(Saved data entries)

==============================

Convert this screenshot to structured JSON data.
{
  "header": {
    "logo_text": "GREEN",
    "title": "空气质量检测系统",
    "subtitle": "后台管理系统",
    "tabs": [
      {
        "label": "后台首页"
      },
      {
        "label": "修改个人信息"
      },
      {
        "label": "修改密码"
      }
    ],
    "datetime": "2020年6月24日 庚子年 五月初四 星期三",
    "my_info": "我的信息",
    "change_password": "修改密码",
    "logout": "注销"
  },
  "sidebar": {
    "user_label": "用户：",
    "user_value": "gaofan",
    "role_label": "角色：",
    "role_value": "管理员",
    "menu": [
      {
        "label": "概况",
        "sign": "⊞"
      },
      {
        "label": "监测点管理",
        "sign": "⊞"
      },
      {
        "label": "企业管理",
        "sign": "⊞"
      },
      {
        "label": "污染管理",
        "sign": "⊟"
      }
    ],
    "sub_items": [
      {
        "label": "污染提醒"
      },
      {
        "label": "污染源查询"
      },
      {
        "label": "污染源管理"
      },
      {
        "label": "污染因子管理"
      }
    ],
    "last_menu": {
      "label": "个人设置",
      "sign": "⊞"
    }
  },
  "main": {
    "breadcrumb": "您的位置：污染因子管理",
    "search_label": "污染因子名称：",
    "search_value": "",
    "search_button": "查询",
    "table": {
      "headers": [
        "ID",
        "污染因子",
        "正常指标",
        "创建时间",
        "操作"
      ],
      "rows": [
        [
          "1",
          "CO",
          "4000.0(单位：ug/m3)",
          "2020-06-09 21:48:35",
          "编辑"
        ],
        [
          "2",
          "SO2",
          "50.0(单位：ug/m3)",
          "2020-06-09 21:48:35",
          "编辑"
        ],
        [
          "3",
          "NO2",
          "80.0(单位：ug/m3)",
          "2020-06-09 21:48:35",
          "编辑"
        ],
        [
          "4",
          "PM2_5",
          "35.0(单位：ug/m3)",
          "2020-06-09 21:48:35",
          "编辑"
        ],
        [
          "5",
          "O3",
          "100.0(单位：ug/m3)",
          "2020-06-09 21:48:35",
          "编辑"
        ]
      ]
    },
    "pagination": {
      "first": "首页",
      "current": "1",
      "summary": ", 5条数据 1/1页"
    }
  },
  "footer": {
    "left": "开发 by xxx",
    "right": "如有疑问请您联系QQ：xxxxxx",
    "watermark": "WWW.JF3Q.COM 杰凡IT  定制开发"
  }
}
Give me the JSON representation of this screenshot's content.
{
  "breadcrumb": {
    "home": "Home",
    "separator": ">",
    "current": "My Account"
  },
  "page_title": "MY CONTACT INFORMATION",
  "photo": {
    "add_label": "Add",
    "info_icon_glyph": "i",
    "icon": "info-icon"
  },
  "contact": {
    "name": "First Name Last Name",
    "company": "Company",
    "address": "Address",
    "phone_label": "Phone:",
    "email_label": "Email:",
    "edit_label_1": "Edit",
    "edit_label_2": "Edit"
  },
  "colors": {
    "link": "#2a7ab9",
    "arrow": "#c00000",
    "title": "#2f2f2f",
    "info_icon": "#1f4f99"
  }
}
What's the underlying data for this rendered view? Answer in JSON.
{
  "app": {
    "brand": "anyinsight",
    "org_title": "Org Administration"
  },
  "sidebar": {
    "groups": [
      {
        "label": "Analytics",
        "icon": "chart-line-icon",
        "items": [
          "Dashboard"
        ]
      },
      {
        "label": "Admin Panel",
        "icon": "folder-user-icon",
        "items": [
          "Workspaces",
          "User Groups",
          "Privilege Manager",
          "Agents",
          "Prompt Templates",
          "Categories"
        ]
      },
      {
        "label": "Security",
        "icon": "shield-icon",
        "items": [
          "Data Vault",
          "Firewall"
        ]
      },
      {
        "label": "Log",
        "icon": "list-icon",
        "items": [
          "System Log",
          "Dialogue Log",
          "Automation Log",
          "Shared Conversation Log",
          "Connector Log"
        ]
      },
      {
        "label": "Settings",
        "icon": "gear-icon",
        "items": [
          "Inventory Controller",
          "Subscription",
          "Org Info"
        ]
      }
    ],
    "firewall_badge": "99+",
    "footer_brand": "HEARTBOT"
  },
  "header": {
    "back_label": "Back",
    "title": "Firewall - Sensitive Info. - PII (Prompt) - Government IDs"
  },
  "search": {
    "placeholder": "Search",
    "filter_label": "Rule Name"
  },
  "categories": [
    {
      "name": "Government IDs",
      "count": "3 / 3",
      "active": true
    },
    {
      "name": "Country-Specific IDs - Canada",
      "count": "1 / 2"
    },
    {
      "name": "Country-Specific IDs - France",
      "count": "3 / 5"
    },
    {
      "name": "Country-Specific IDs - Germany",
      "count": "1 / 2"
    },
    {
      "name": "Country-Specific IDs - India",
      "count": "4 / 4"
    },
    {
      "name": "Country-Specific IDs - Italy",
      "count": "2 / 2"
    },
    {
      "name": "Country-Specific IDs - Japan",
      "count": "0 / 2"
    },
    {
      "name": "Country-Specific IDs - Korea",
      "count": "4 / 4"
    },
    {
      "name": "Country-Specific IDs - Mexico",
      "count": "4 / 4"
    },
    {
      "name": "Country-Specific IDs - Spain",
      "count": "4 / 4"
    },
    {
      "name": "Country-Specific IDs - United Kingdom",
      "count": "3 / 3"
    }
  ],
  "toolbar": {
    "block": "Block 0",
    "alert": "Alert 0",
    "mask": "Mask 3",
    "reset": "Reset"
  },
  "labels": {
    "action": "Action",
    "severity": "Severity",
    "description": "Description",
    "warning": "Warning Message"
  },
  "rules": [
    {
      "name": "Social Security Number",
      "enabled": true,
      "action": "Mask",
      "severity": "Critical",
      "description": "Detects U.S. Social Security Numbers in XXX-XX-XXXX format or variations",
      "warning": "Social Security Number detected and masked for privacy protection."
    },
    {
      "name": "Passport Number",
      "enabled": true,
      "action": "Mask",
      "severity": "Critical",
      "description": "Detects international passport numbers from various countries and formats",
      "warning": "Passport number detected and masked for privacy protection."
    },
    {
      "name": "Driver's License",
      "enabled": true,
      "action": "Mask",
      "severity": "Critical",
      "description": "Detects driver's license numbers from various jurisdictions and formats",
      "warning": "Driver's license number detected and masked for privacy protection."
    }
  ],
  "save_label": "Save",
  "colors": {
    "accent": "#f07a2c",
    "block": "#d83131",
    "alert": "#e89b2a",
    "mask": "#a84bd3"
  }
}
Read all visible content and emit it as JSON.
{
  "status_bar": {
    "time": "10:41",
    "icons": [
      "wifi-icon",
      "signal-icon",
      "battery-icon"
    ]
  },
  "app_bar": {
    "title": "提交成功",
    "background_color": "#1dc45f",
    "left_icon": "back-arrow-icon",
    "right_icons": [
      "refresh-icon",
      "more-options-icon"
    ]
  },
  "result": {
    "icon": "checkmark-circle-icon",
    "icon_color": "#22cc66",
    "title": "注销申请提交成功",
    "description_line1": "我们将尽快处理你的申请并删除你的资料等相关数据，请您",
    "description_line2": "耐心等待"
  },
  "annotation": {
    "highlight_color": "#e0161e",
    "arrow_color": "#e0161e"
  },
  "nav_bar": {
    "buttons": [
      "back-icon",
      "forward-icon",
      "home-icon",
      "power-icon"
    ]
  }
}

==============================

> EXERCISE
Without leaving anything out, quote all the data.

> COMPLETED EXERCISE
Convert this screenshot to structured JSON data.
{
  "header": {
    "logo_text": "GREEN",
    "title": "空气质量检测系统",
    "subtitle": "后台管理系统",
    "tabs": [
      {
        "label": "后台首页"
      },
      {
        "label": "修改个人信息"
      },
      {
        "label": "修改密码"
      }
    ],
    "datetime": "2020年6月24日 庚子年 五月初四 星期三",
    "my_info": "我的信息",
    "change_password": "修改密码",
    "logout": "注销"
  },
  "sidebar": {
    "user_label": "用户：",
    "user_value": "gaofan",
    "role_label": "角色：",
    "role_value": "管理员",
    "menu": [
      {
        "label": "概况",
        "sign": "⊞"
      },
      {
        "label": "监测点管理",
        "sign": "⊞"
      },
      {
        "label": "企业管理",
        "sign": "⊞"
      },
      {
        "label": "污染管理",
        "sign": "⊟"
      }
    ],
    "sub_items": [
      {
        "label": "污染提醒"
      },
      {
        "label": "污染源查询"
      },
      {
        "label": "污染源管理"
      },
      {
        "label": "污染因子管理"
      }
    ],
    "last_menu": {
      "label": "个人设置",
      "sign": "⊞"
    }
  },
  "main": {
    "breadcrumb": "您的位置：污染因子管理",
    "search_label": "污染因子名称：",
    "search_value": "",
    "search_button": "查询",
    "table": {
      "headers": [
        "ID",
        "污染因子",
        "正常指标",
        "创建时间",
        "操作"
      ],
      "rows": [
        [
          "1",
          "CO",
          "4000.0(单位：ug/m3)",
          "2020-06-09 21:48:35",
          "编辑"
        ],
        [
          "2",
          "SO2",
          "50.0(单位：ug/m3)",
          "2020-06-09 21:48:35",
          "编辑"
        ],
        [
          "3",
          "NO2",
          "80.0(单位：ug/m3)",
          "2020-06-09 21:48:35",
          "编辑"
        ],
        [
          "4",
          "PM2_5",
          "35.0(单位：ug/m3)",
          "2020-06-09 21:48:35",
          "编辑"
        ],
        [
          "5",
          "O3",
          "100.0(单位：ug/m3)",
          "2020-06-09 21:48:35",
          "编辑"
        ]
      ]
    },
    "pagination": {
      "first": "首页",
      "current": "1",
      "summary": ", 5条数据 1/1页"
    }
  },
  "footer": {
    "left": "开发 by xxx",
    "right": "如有疑问请您联系QQ：xxxxxx",
    "watermark": "WWW.JF3Q.COM 杰凡IT  定制开发"
  }
}
Give me the JSON representation of this screenshot's content.
{
  "breadcrumb": {
    "home": "Home",
    "separator": ">",
    "current": "My Account"
  },
  "page_title": "MY CONTACT INFORMATION",
  "photo": {
    "add_label": "Add",
    "info_icon_glyph": "i",
    "icon": "info-icon"
  },
  "contact": {
    "name": "First Name Last Name",
    "company": "Company",
    "address": "Address",
    "phone_label": "Phone:",
    "email_label": "Email:",
    "edit_label_1": "Edit",
    "edit_label_2": "Edit"
  },
  "colors": {
    "link": "#2a7ab9",
    "arrow": "#c00000",
    "title": "#2f2f2f",
    "info_icon": "#1f4f99"
  }
}
What's the underlying data for this rendered view? Answer in JSON.
{
  "app": {
    "brand": "anyinsight",
    "org_title": "Org Administration"
  },
  "sidebar": {
    "groups": [
      {
        "label": "Analytics",
        "icon": "chart-line-icon",
        "items": [
          "Dashboard"
        ]
      },
      {
        "label": "Admin Panel",
        "icon": "folder-user-icon",
        "items": [
          "Workspaces",
          "User Groups",
          "Privilege Manager",
          "Agents",
          "Prompt Templates",
          "Categories"
        ]
      },
      {
        "label": "Security",
        "icon": "shield-icon",
        "items": [
          "Data Vault",
          "Firewall"
        ]
      },
      {
        "label": "Log",
        "icon": "list-icon",
        "items": [
          "System Log",
          "Dialogue Log",
          "Automation Log",
          "Shared Conversation Log",
          "Connector Log"
        ]
      },
      {
        "label": "Settings",
        "icon": "gear-icon",
        "items": [
          "Inventory Controller",
          "Subscription",
          "Org Info"
        ]
      }
    ],
    "firewall_badge": "99+",
    "footer_brand": "HEARTBOT"
  },
  "header": {
    "back_label": "Back",
    "title": "Firewall - Sensitive Info. - PII (Prompt) - Government IDs"
  },
  "search": {
    "placeholder": "Search",
    "filter_label": "Rule Name"
  },
  "categories": [
    {
      "name": "Government IDs",
      "count": "3 / 3",
      "active": true
    },
    {
      "name": "Country-Specific IDs - Canada",
      "count": "1 / 2"
    },
    {
      "name": "Country-Specific IDs - France",
      "count": "3 / 5"
    },
    {
      "name": "Country-Specific IDs - Germany",
      "count": "1 / 2"
    },
    {
      "name": "Country-Specific IDs - India",
      "count": "4 / 4"
    },
    {
      "name": "Country-Specific IDs - Italy",
      "count": "2 / 2"
    },
    {
      "name": "Country-Specific IDs - Japan",
      "count": "0 / 2"
    },
    {
      "name": "Country-Specific IDs - Korea",
      "count": "4 / 4"
    },
    {
      "name": "Country-Specific IDs - Mexico",
      "count": "4 / 4"
    },
    {
      "name": "Country-Specific IDs - Spain",
      "count": "4 / 4"
    },
    {
      "name": "Country-Specific IDs - United Kingdom",
      "count": "3 / 3"
    }
  ],
  "toolbar": {
    "block": "Block 0",
    "alert": "Alert 0",
    "mask": "Mask 3",
    "reset": "Reset"
  },
  "labels": {
    "action": "Action",
    "severity": "Severity",
    "description": "Description",
    "warning": "Warning Message"
  },
  "rules": [
    {
      "name": "Social Security Number",
      "enabled": true,
      "action": "Mask",
      "severity": "Critical",
      "description": "Detects U.S. Social Security Numbers in XXX-XX-XXXX format or variations",
      "warning": "Social Security Number detected and masked for privacy protection."
    },
    {
      "name": "Passport Number",
      "enabled": true,
      "action": "Mask",
      "severity": "Critical",
      "description": "Detects international passport numbers from various countries and formats",
      "warning": "Passport number detected and masked for privacy protection."
    },
    {
      "name": "Driver's License",
      "enabled": true,
      "action": "Mask",
      "severity": "Critical",
      "description": "Detects driver's license numbers from various jurisdictions and formats",
      "warning": "Driver's license number detected and masked for privacy protection."
    }
  ],
  "save_label": "Save",
  "colors": {
    "accent": "#f07a2c",
    "block": "#d83131",
    "alert": "#e89b2a",
    "mask": "#a84bd3"
  }
}
Read all visible content and emit it as JSON.
{
  "status_bar": {
    "time": "10:41",
    "icons": [
      "wifi-icon",
      "signal-icon",
      "battery-icon"
    ]
  },
  "app_bar": {
    "title": "提交成功",
    "background_color": "#1dc45f",
    "left_icon": "back-arrow-icon",
    "right_icons": [
      "refresh-icon",
      "more-options-icon"
    ]
  },
  "result": {
    "icon": "checkmark-circle-icon",
    "icon_color": "#22cc66",
    "title": "注销申请提交成功",
    "description_line1": "我们将尽快处理你的申请并删除你的资料等相关数据，请您",
    "description_line2": "耐心等待"
  },
  "annotation": {
    "highlight_color": "#e0161e",
    "arrow_color": "#e0161e"
  },
  "nav_bar": {
    "buttons": [
      "back-icon",
      "forward-icon",
      "home-icon",
      "power-icon"
    ]
  }
}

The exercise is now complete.